▶ **Instructions to follow**
Down to the last character, write out the records below.

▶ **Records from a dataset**
-- Opening Marker --

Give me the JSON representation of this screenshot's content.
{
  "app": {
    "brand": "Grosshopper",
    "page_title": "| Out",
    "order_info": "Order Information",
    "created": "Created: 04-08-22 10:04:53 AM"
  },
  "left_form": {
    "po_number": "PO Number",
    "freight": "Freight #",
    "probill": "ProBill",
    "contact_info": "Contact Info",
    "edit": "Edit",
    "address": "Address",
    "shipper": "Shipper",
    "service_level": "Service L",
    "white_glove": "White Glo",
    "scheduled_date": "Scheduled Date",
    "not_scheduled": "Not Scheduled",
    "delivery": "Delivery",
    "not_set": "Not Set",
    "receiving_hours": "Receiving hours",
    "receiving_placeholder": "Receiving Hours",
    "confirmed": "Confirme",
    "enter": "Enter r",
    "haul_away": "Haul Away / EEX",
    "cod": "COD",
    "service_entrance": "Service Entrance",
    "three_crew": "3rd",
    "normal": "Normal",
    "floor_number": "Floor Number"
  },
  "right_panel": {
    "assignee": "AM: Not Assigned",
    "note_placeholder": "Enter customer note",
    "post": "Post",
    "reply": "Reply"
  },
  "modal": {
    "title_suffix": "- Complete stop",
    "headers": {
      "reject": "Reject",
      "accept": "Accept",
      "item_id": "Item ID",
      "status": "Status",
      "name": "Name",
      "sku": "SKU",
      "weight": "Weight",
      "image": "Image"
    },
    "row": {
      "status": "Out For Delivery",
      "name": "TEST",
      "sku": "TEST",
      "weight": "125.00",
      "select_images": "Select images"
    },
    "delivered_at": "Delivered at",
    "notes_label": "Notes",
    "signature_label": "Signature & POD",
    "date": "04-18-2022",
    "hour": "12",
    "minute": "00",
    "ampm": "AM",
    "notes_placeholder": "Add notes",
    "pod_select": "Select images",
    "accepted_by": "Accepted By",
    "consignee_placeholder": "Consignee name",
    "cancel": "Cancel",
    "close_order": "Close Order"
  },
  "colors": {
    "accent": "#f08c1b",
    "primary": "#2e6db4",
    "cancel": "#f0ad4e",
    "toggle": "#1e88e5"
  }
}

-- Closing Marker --

▶ **Task result**
Give me the JSON representation of this screenshot's content.
{
  "app": {
    "brand": "Grosshopper",
    "page_title": "| Out",
    "order_info": "Order Information",
    "created": "Created: 04-08-22 10:04:53 AM"
  },
  "left_form": {
    "po_number": "PO Number",
    "freight": "Freight #",
    "probill": "ProBill",
    "contact_info": "Contact Info",
    "edit": "Edit",
    "address": "Address",
    "shipper": "Shipper",
    "service_level": "Service L",
    "white_glove": "White Glo",
    "scheduled_date": "Scheduled Date",
    "not_scheduled": "Not Scheduled",
    "delivery": "Delivery",
    "not_set": "Not Set",
    "receiving_hours": "Receiving hours",
    "receiving_placeholder": "Receiving Hours",
    "confirmed": "Confirme",
    "enter": "Enter r",
    "haul_away": "Haul Away / EEX",
    "cod": "COD",
    "service_entrance": "Service Entrance",
    "three_crew": "3rd",
    "normal": "Normal",
    "floor_number": "Floor Number"
  },
  "right_panel": {
    "assignee": "AM: Not Assigned",
    "note_placeholder": "Enter customer note",
    "post": "Post",
    "reply": "Reply"
  },
  "modal": {
    "title_suffix": "- Complete stop",
    "headers": {
      "reject": "Reject",
      "accept": "Accept",
      "item_id": "Item ID",
      "status": "Status",
      "name": "Name",
      "sku": "SKU",
      "weight": "Weight",
      "image": "Image"
    },
    "row": {
      "status": "Out For Delivery",
      "name": "TEST",
      "sku": "TEST",
      "weight": "125.00",
      "select_images": "Select images"
    },
    "delivered_at": "Delivered at",
    "notes_label": "Notes",
    "signature_label": "Signature & POD",
    "date": "04-18-2022",
    "hour": "12",
    "minute": "00",
    "ampm": "AM",
    "notes_placeholder": "Add notes",
    "pod_select": "Select images",
    "accepted_by": "Accepted By",
    "consignee_placeholder": "Consignee name",
    "cancel": "Cancel",
    "close_order": "Close Order"
  },
  "colors": {
    "accent": "#f08c1b",
    "primary": "#2e6db4",
    "cancel": "#f0ad4e",
    "toggle": "#1e88e5"
  }
}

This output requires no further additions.